NOAA Fisheries observers face a daunting task on commercial fishing vessels to do their job and record key data as the crew hauls in catch. Project ORCA may change this soon… and ORCA 2 is coming next.
The killer whale, also known as orca, is the ocean’s top predator. There is another ORCA, though, the Onboard Record Collection Application project – or ORCA for short – that will reign supreme by making paper forms obsolete for observers on commercial fishing vessels, as they transition to a tablet for instantly and accurately enter the vital data they collect .
The project is an initiative of the West Coast Region Observer Program (WCROP) which also has the support of the Pacific Islands Region Observer Program ((PIROP)), and the Pacific Fisheries Information Network to Develop Electronic Reporting for Pelagic HMS Fisheries Observers.
The joint project goal to develop electronic reporting (ER) for HMS fisheries observers (e.g., drift gillnet, setnet, deep-set buoy, and longline) is a focus area of the HMS PSG. The WCROP and PIROP place NOAA Fisheries-trained observers aboard fishing vessels with the primary focus of monitoring the incidental take of protected species, and additionally to record details on fishing activity, gear configuration, as well as the catch and disposition of target and non-target fish.
Recording key data on commercial fishing vessels is often a daunting task for NOAA Fisheries observers, who need to do their job as the boat rocks and the wind blows hard, while shuffling through different waterproof paper forms, to register different details. That’s about to change, though, as observers on the West Coast are transitioning from paper forms to a more efficient and accurate tablet-based system.
According to NOAA Fisheries, three of its observers have tested the Onboard Record Collection Application project, or ORCA. Previously, they wrote everything down and then entered it into a computer when they returned to land. Through ORCA, observers input data directly into a rugged, waterproof Android tablet at sea. The ORCA system is replacing the current paper based system.
More efficient use of resources

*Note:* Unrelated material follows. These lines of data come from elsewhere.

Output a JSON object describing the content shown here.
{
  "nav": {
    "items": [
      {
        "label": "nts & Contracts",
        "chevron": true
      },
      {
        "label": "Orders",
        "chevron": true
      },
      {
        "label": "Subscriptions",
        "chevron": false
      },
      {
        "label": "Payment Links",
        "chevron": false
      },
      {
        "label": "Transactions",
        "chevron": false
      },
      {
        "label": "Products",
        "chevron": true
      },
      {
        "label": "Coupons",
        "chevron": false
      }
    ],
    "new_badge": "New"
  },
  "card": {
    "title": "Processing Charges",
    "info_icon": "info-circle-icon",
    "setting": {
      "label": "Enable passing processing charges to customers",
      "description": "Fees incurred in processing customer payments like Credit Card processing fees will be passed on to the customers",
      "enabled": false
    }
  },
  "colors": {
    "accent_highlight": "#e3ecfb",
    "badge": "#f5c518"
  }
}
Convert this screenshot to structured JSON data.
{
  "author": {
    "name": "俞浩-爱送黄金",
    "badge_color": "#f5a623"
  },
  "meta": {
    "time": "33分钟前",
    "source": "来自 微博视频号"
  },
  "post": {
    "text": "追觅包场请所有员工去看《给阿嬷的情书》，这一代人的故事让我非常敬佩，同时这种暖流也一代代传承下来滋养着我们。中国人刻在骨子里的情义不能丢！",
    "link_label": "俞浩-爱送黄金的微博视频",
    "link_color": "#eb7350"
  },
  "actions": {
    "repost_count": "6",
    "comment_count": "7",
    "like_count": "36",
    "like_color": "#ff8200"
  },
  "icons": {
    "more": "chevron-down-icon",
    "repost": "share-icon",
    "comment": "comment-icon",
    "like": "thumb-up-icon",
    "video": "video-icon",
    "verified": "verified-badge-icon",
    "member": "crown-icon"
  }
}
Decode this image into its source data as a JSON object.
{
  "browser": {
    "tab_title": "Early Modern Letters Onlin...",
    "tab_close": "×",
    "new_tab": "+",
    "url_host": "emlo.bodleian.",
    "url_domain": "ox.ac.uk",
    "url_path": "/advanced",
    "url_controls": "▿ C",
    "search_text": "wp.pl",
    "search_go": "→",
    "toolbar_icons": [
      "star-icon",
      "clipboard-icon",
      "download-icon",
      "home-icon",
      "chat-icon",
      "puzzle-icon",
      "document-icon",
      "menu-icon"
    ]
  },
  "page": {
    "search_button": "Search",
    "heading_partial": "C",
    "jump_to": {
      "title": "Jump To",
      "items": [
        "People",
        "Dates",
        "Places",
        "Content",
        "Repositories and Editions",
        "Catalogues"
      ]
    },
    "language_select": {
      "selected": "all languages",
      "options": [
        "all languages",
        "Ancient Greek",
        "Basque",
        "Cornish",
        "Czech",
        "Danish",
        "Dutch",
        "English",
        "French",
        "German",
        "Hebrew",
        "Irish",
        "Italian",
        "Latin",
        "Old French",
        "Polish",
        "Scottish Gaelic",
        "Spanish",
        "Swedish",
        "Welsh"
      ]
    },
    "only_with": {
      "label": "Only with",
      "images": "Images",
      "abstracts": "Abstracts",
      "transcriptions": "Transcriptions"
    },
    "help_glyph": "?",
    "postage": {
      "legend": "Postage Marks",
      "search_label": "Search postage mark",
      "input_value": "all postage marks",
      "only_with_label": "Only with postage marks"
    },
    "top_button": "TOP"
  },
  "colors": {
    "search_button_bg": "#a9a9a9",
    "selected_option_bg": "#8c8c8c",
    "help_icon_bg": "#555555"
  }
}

The WCROP and PIROP place NOAA Fisheries-trained observers aboard fishing vessels with the primary focus of monitoring the incidental take of protected species, and additionally to record details on fishing activity, gear configuration, as well as the catch and disposition of target and non-target fish. PacFIN is responsible for consolidating and integrating disparate data sets collected by the states, NMFS, and PSMFC — including those collected by fisheries observers — into a single comprehensive management system. This data is used by Regional Fisheries Management Organizations, both the Pacific Marine and Western Pacific Regional Fisheries Councils, and NMFS to effectively manage fish stocks, including Highly Migratory Species (HMS), on the West Coast of the United States.
The tablet touchscreens let observers shift seamlessly between data entry fields instead of shuffling paper forms. They also record time and location at the push of a button, saving observers from chasing down the coordinates from the crew.

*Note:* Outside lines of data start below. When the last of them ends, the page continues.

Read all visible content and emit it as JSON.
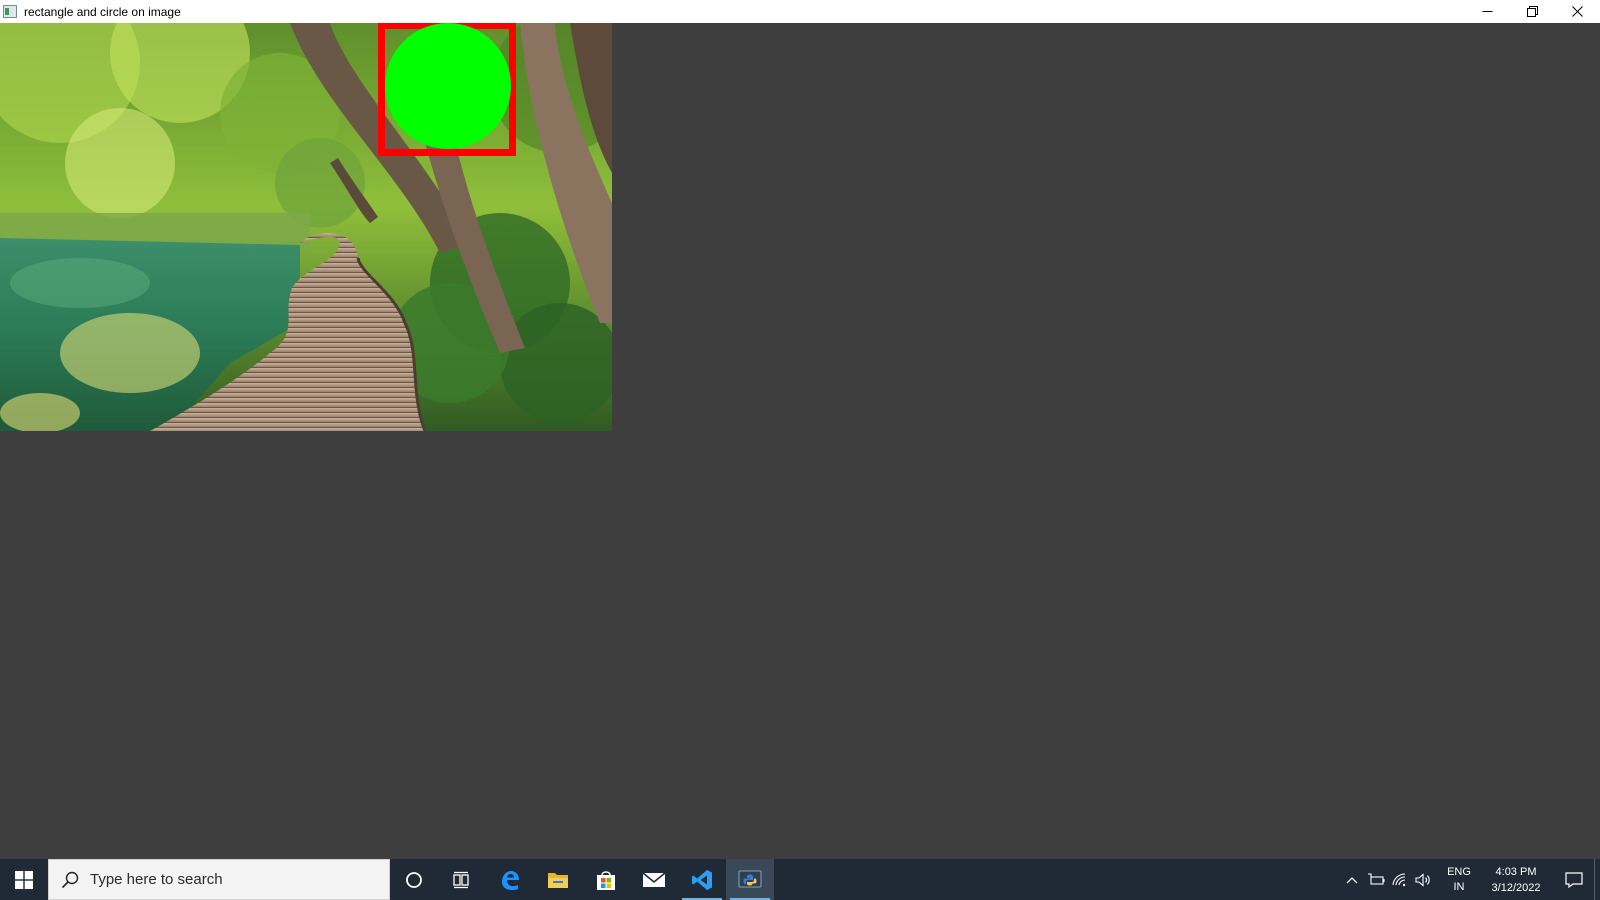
{
  "window": {
    "title": "rectangle and circle on image",
    "controls": {
      "minimize_icon": "minimize-icon",
      "restore_icon": "restore-icon",
      "close_icon": "close-icon"
    }
  },
  "image": {
    "scene": "forest-boardwalk-lake",
    "overlay": {
      "rectangle_color": "#ff0000",
      "circle_color": "#00ff00"
    }
  },
  "taskbar": {
    "search": {
      "placeholder": "Type here to search"
    },
    "pinned": [
      {
        "name": "cortana-icon"
      },
      {
        "name": "task-view-icon"
      },
      {
        "name": "edge-icon"
      },
      {
        "name": "file-explorer-icon"
      },
      {
        "name": "store-icon"
      },
      {
        "name": "mail-icon"
      },
      {
        "name": "vscode-icon"
      },
      {
        "name": "python-icon"
      }
    ],
    "tray": {
      "language_line1": "ENG",
      "language_line2": "IN",
      "time": "4:03 PM",
      "date": "3/12/2022"
    }
  }
}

“The observer becomes less reliant on the captain and crew for gathering crucial information pertaining to fishing effort, which saves time for both the observer, captain and crew,” notes ORCA project co-lead Jody Van Niekerk, a fisheries biologist in the West Coast Region. “This enables the observer to stay focused on their duties without any unnecessary distractions.”
Although paper has been used as a back up during the test of the ORCA system, those involved believe it makes complete sense to go completely paperless. In fact, Van Niekerk and his team are already working with the Pacific Islands Regional Observer Program (PIROP) to design and implement ORCA 2, a data entry application for the pelagic longline fisheries. Both regions will share the application to facilitate data entry by pelagic longline observers from both observer programs, and are currently field testing ORCA 2. “This cross-collaboration is a great initiative, because it makes us think about what projects we can work on together, especially when we are working on similar goals at the same time,” Van Niekerk says. “It’s a much more efficient use of resources.”
2016 Survey supports electronic reporting
A 2016 report, the "National Observer Program 2016 Fishery Observer Attitudes and Experiences Survey” already mentions the importance of the use of electronic reporting. The report summarizes 553 responses to the NOAA Fishery Observer Attitudes and Experiences Survey, and 69% of respondents supported the idea of effectively communicate intent of electronic reporting, while 40% supported electronic monitoring.
According to the survey, “Respondents strongly supported using ER (Figure 3.7). While many respondents stated their programs, either currently or in the past, were not using ER, most of those who had experience using ER commented that tablets, scales and other electronics have had a positive impact in improving data accuracy and reporting capabilities.”
Respondents also noted that “the built-in Bluetooth technology for transferring data from scale to tablet significantly reduced data processing time and increased accuracy. Some respondents recommended a nonelectronic backup system to reduce the threat of losing data when electronics fail, while others stated that producing both paper and electronic data was redundant.”